Start of Data for review

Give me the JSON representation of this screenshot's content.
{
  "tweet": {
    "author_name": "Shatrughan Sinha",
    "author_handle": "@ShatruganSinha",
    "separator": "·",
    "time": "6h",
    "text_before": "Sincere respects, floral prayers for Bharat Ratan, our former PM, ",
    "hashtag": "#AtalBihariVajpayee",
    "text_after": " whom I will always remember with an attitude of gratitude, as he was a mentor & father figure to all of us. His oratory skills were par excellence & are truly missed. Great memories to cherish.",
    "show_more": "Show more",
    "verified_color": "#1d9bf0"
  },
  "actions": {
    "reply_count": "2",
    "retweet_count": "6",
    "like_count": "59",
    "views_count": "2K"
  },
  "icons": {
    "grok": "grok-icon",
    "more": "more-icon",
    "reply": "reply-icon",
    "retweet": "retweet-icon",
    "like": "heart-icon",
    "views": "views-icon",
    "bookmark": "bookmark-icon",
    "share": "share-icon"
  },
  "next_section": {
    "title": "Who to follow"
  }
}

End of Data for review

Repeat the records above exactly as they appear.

Give me the JSON representation of this screenshot's content.
{
  "tweet": {
    "author_name": "Shatrughan Sinha",
    "author_handle": "@ShatruganSinha",
    "separator": "·",
    "time": "6h",
    "text_before": "Sincere respects, floral prayers for Bharat Ratan, our former PM, ",
    "hashtag": "#AtalBihariVajpayee",
    "text_after": " whom I will always remember with an attitude of gratitude, as he was a mentor & father figure to all of us. His oratory skills were par excellence & are truly missed. Great memories to cherish.",
    "show_more": "Show more",
    "verified_color": "#1d9bf0"
  },
  "actions": {
    "reply_count": "2",
    "retweet_count": "6",
    "like_count": "59",
    "views_count": "2K"
  },
  "icons": {
    "grok": "grok-icon",
    "more": "more-icon",
    "reply": "reply-icon",
    "retweet": "retweet-icon",
    "like": "heart-icon",
    "views": "views-icon",
    "bookmark": "bookmark-icon",
    "share": "share-icon"
  },
  "next_section": {
    "title": "Who to follow"
  }
}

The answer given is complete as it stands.